__WHAT YOU HAVE TO DO__:
Check each line of the listing, and copy it if it contains the word "name".

* * *

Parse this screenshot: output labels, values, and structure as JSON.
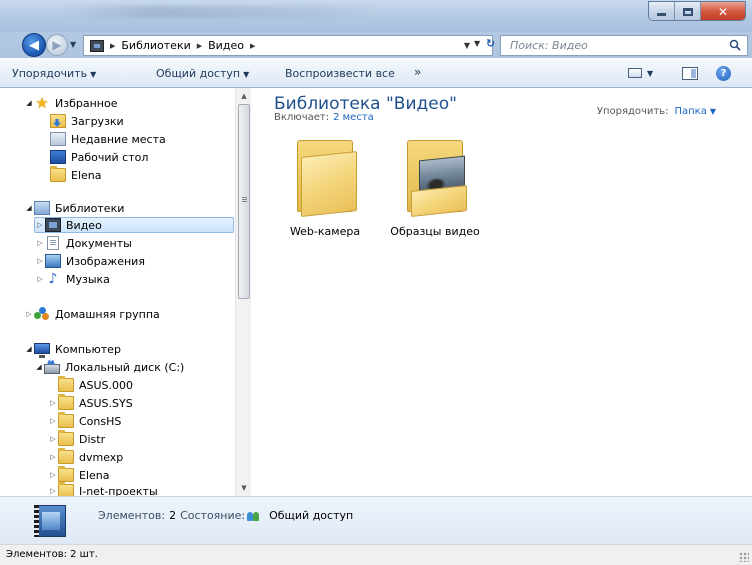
{
  "address": {
    "crumbs": [
      "Библиотеки",
      "Видео"
    ],
    "search_placeholder": "Поиск: Видео"
  },
  "toolbar": {
    "organize": "Упорядочить",
    "share": "Общий доступ",
    "play_all": "Воспроизвести все",
    "more": "»"
  },
  "nav": {
    "favorites": {
      "label": "Избранное",
      "items": [
        "Загрузки",
        "Недавние места",
        "Рабочий стол",
        "Elena"
      ]
    },
    "libraries": {
      "label": "Библиотеки",
      "items": [
        "Видео",
        "Документы",
        "Изображения",
        "Музыка"
      ],
      "selected": "Видео"
    },
    "homegroup": "Домашняя группа",
    "computer": {
      "label": "Компьютер",
      "drive": "Локальный диск (C:)",
      "folders": [
        "ASUS.000",
        "ASUS.SYS",
        "ConsHS",
        "Distr",
        "dvmexp",
        "Elena",
        "I-net-проекты"
      ]
    }
  },
  "main": {
    "title": "Библиотека \"Видео\"",
    "includes_label": "Включает:",
    "includes_link": "2 места",
    "arrange_label": "Упорядочить:",
    "arrange_value": "Папка",
    "items": [
      {
        "name": "Web-камера",
        "kind": "folder"
      },
      {
        "name": "Образцы видео",
        "kind": "folder-with-thumbnail"
      }
    ]
  },
  "details": {
    "elements_label": "Элементов:",
    "elements_value": "2",
    "state_label": "Состояние:",
    "state_value": "Общий доступ"
  },
  "status": {
    "text": "Элементов: 2 шт."
  },
  "colors": {
    "accent": "#1e64c8",
    "title": "#1e4f8f",
    "selection": "#cce4fb"
  }
}
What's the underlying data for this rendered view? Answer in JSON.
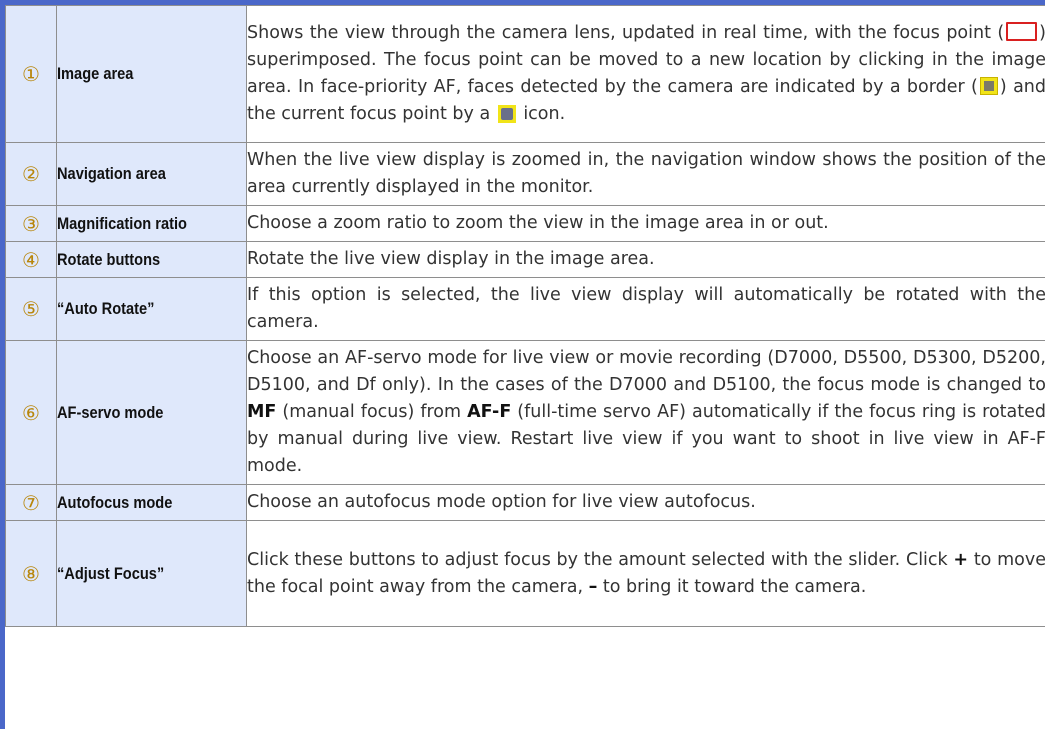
{
  "rows": [
    {
      "num": "①",
      "name": "Image area",
      "desc": {
        "p1": "Shows the view through the camera lens, updated in real time, with the focus point (",
        "p2": ") superimposed. The focus point can be moved to a new location by clicking in the image area. In face-priority AF, faces detected by the camera are indicated by a border (",
        "p3": ") and the current focus point by a ",
        "p4": " icon."
      }
    },
    {
      "num": "②",
      "name": "Navigation area",
      "desc": "When the live view display is zoomed in, the navigation window shows the position of the area currently displayed in the monitor."
    },
    {
      "num": "③",
      "name": "Magnification ratio",
      "desc": "Choose a zoom ratio to zoom the view in the image area in or out."
    },
    {
      "num": "④",
      "name": "Rotate buttons",
      "desc": "Rotate the live view display in the image area."
    },
    {
      "num": "⑤",
      "name": "“Auto Rotate”",
      "desc": "If this option is selected, the live view display will automatically be rotated with the camera."
    },
    {
      "num": "⑥",
      "name": "AF-servo mode",
      "desc": {
        "p1": "Choose an AF-servo mode for live view or movie recording (D7000, D5500, D5300, D5200, D5100, and Df only). In the cases of the D7000 and D5100, the focus mode is changed to ",
        "b1": "MF",
        "p2": " (manual focus) from ",
        "b2": "AF-F",
        "p3": " (full-time servo AF) automatically if the focus ring is rotated by manual during live view. Restart live view if you want to shoot in live view in AF-F mode."
      }
    },
    {
      "num": "⑦",
      "name": "Autofocus mode",
      "desc": "Choose an autofocus mode option for live view autofocus."
    },
    {
      "num": "⑧",
      "name": "“Adjust Focus”",
      "desc": {
        "p1": "Click these buttons to adjust focus by the amount selected with the slider. Click ",
        "b1": "+",
        "p2": " to move the focal point away from the camera, ",
        "b2": "–",
        "p3": " to bring it toward the camera."
      }
    }
  ],
  "icons": {
    "focus_frame": "red-focus-frame-icon",
    "face_border": "face-border-icon",
    "face_current": "current-focus-face-icon"
  },
  "colors": {
    "accent_blue": "#4a67c9",
    "label_cell_bg": "#dfe8fb",
    "number_gold": "#b8860b",
    "focus_red": "#d92020",
    "face_yellow": "#f1e418"
  }
}
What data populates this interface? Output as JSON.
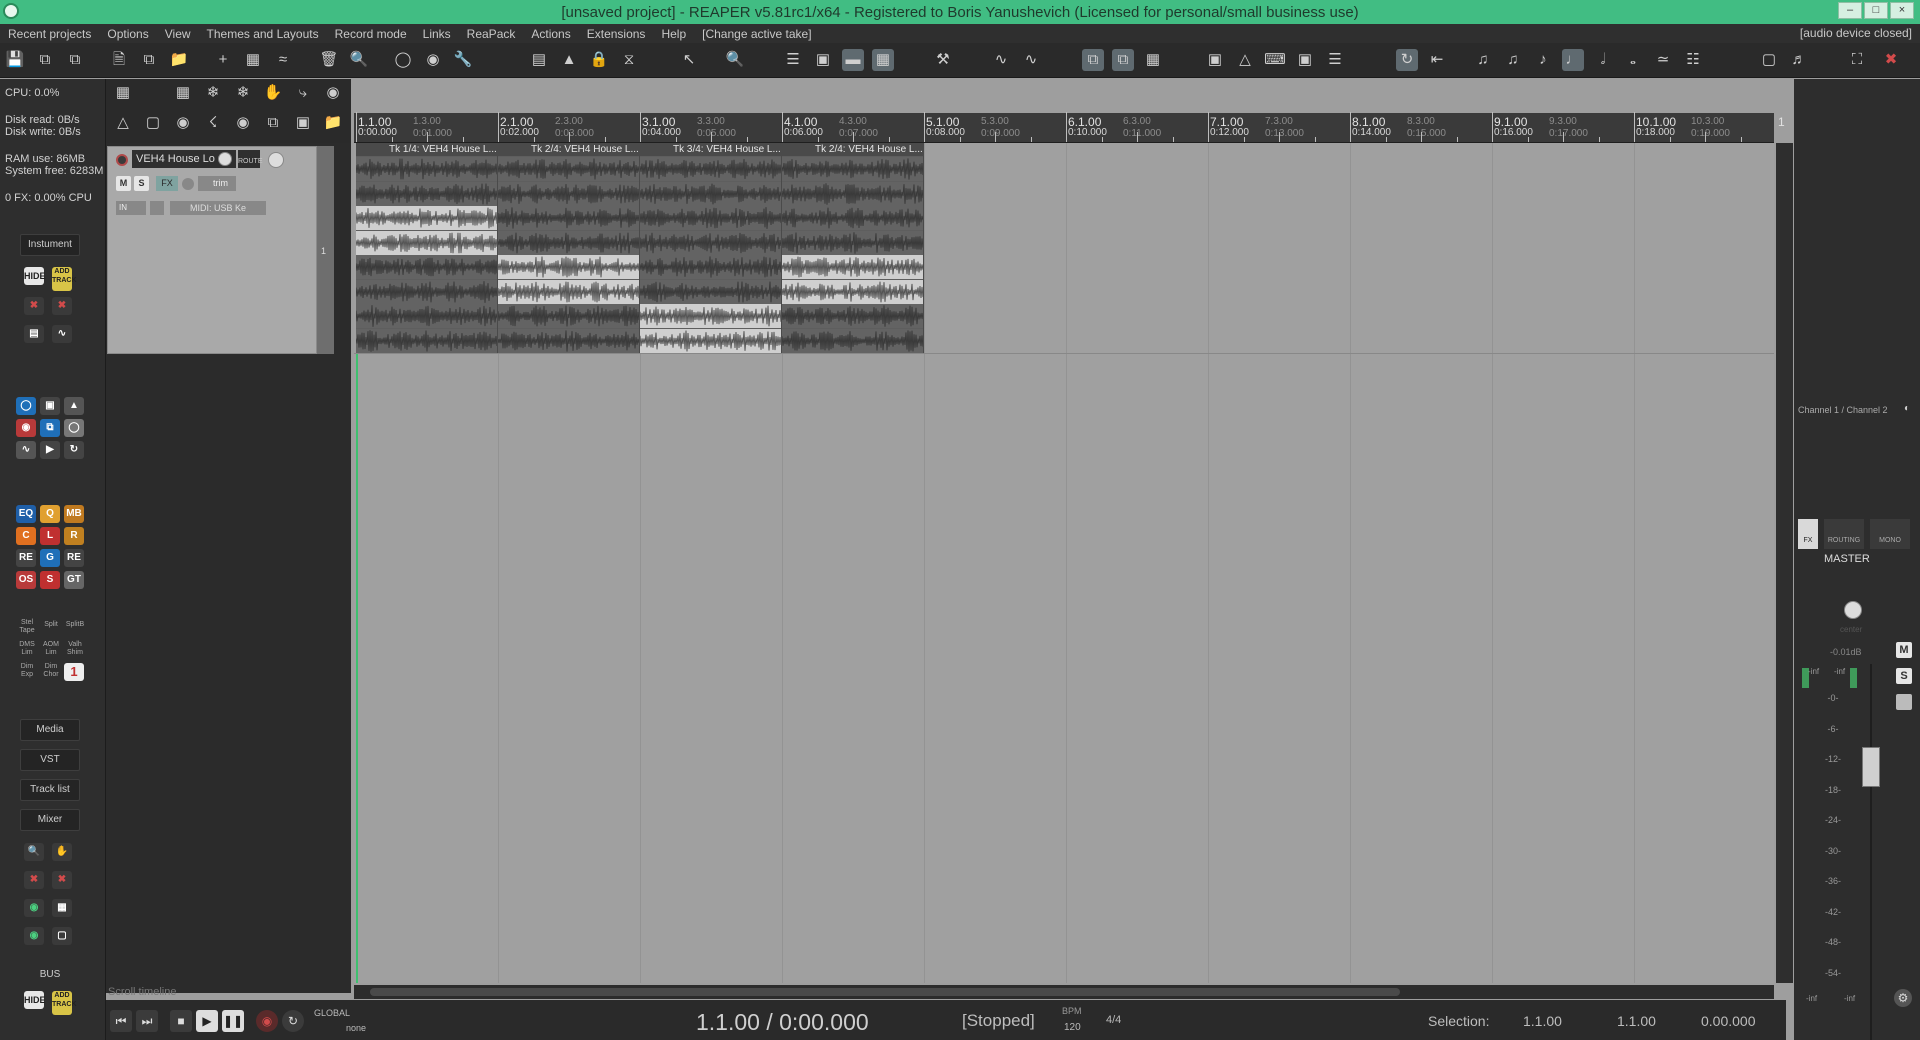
{
  "window": {
    "title": "[unsaved project] - REAPER v5.81rc1/x64 - Registered to Boris Yanushevich (Licensed for personal/small business use)"
  },
  "menu": {
    "items": [
      "Recent projects",
      "Options",
      "View",
      "Themes and Layouts",
      "Record mode",
      "Links",
      "ReaPack",
      "Actions",
      "Extensions",
      "Help",
      "[Change active take]"
    ],
    "status": "[audio device closed]"
  },
  "perf": {
    "cpu": "CPU: 0.0%",
    "disk_read": "Disk read: 0B/s",
    "disk_write": "Disk write: 0B/s",
    "ram": "RAM use: 86MB",
    "sys_free": "System free: 6283M",
    "fx_cpu": "0 FX: 0.00% CPU"
  },
  "sidebar": {
    "instrument_label": "Instument",
    "hide": "HIDE",
    "add_track": "ADD TRACK",
    "nav": [
      "Media",
      "VST",
      "Track list",
      "Mixer"
    ],
    "bus": "BUS",
    "hide2": "HIDE",
    "add_track2": "ADD TRACK",
    "plugin_icons": [
      "EQ",
      "Q",
      "MB",
      "C",
      "L",
      "R",
      "RE",
      "G",
      "RE",
      "OS",
      "S",
      "GT"
    ],
    "plugin_caps": [
      "Stel Tape",
      "Split",
      "SplitB",
      "DMS Lim",
      "AOM Lim",
      "Valh Shim",
      "Dim Exp",
      "Dim Chor"
    ]
  },
  "track": {
    "name": "VEH4 House Lo",
    "route": "ROUTE",
    "mute": "M",
    "solo": "S",
    "fx": "FX",
    "trim": "trim",
    "input": "IN",
    "midi": "MIDI: USB Ke",
    "number": "1"
  },
  "ruler": {
    "bars": [
      {
        "label": "1.1.00",
        "time": "0:00.000"
      },
      {
        "label": "2.1.00",
        "time": "0:02.000"
      },
      {
        "label": "3.1.00",
        "time": "0:04.000"
      },
      {
        "label": "4.1.00",
        "time": "0:06.000"
      },
      {
        "label": "5.1.00",
        "time": "0:08.000"
      },
      {
        "label": "6.1.00",
        "time": "0:10.000"
      },
      {
        "label": "7.1.00",
        "time": "0:12.000"
      },
      {
        "label": "8.1.00",
        "time": "0:14.000"
      },
      {
        "label": "9.1.00",
        "time": "0:16.000"
      },
      {
        "label": "10.1.00",
        "time": "0:18.000"
      }
    ],
    "subs": [
      {
        "label": "1.3.00",
        "time": "0:01.000"
      },
      {
        "label": "2.3.00",
        "time": "0:03.000"
      },
      {
        "label": "3.3.00",
        "time": "0:05.000"
      },
      {
        "label": "4.3.00",
        "time": "0:07.000"
      },
      {
        "label": "5.3.00",
        "time": "0:09.000"
      },
      {
        "label": "6.3.00",
        "time": "0:11.000"
      },
      {
        "label": "7.3.00",
        "time": "0:13.000"
      },
      {
        "label": "8.3.00",
        "time": "0:15.000"
      },
      {
        "label": "9.3.00",
        "time": "0:17.000"
      },
      {
        "label": "10.3.00",
        "time": "0:19.000"
      }
    ],
    "edge": "1"
  },
  "items": [
    {
      "label": "Tk 1/4: VEH4 House L...",
      "selected_lane": 1
    },
    {
      "label": "Tk 2/4: VEH4 House L...",
      "selected_lane": 2
    },
    {
      "label": "Tk 3/4: VEH4 House L...",
      "selected_lane": 3
    },
    {
      "label": "Tk 2/4: VEH4 House L...",
      "selected_lane": 2
    }
  ],
  "transport": {
    "position": "1.1.00 / 0:00.000",
    "state": "[Stopped]",
    "bpm_label": "BPM",
    "bpm": "120",
    "timesig": "4/4",
    "global": "GLOBAL",
    "none": "none",
    "selection_label": "Selection:",
    "sel_start": "1.1.00",
    "sel_end": "1.1.00",
    "sel_len": "0.00.000",
    "scroll_timeline": "Scroll timeline"
  },
  "mixer": {
    "channel": "Channel 1 / Channel 2",
    "fx": "FX",
    "routing": "ROUTING",
    "mono": "MONO",
    "name": "MASTER",
    "center": "center",
    "volume": "-0.01dB",
    "peak_l": "-inf",
    "peak_r": "-inf",
    "mute": "M",
    "solo": "S",
    "scale": [
      "-0-",
      "-6-",
      "-12-",
      "-18-",
      "-24-",
      "-30-",
      "-36-",
      "-42-",
      "-48-",
      "-54-"
    ],
    "bottom_l": "-inf",
    "bottom_r": "-inf"
  },
  "colors": {
    "titlebar": "#41bd83",
    "arrange": "#a0a0a0",
    "selected_lane": "#cfcfcf",
    "item": "#5e5e5e",
    "panel": "#2d2d2d"
  }
}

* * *

__TASK SOLUTION__:
        "name": "Web-камера",
        "name": "Образцы видео",
      "name": "Image area",
      "name": "Navigation area",
      "name": "Magnification ratio",
      "name": "Rotate buttons",
      "name": "“Auto Rotate”",
      "name": "AF-servo mode",
      "name": "Autofocus mode",
      "name": "“Adjust Focus”",
    "name": "VEH4 House Lo",
    "name": "MASTER",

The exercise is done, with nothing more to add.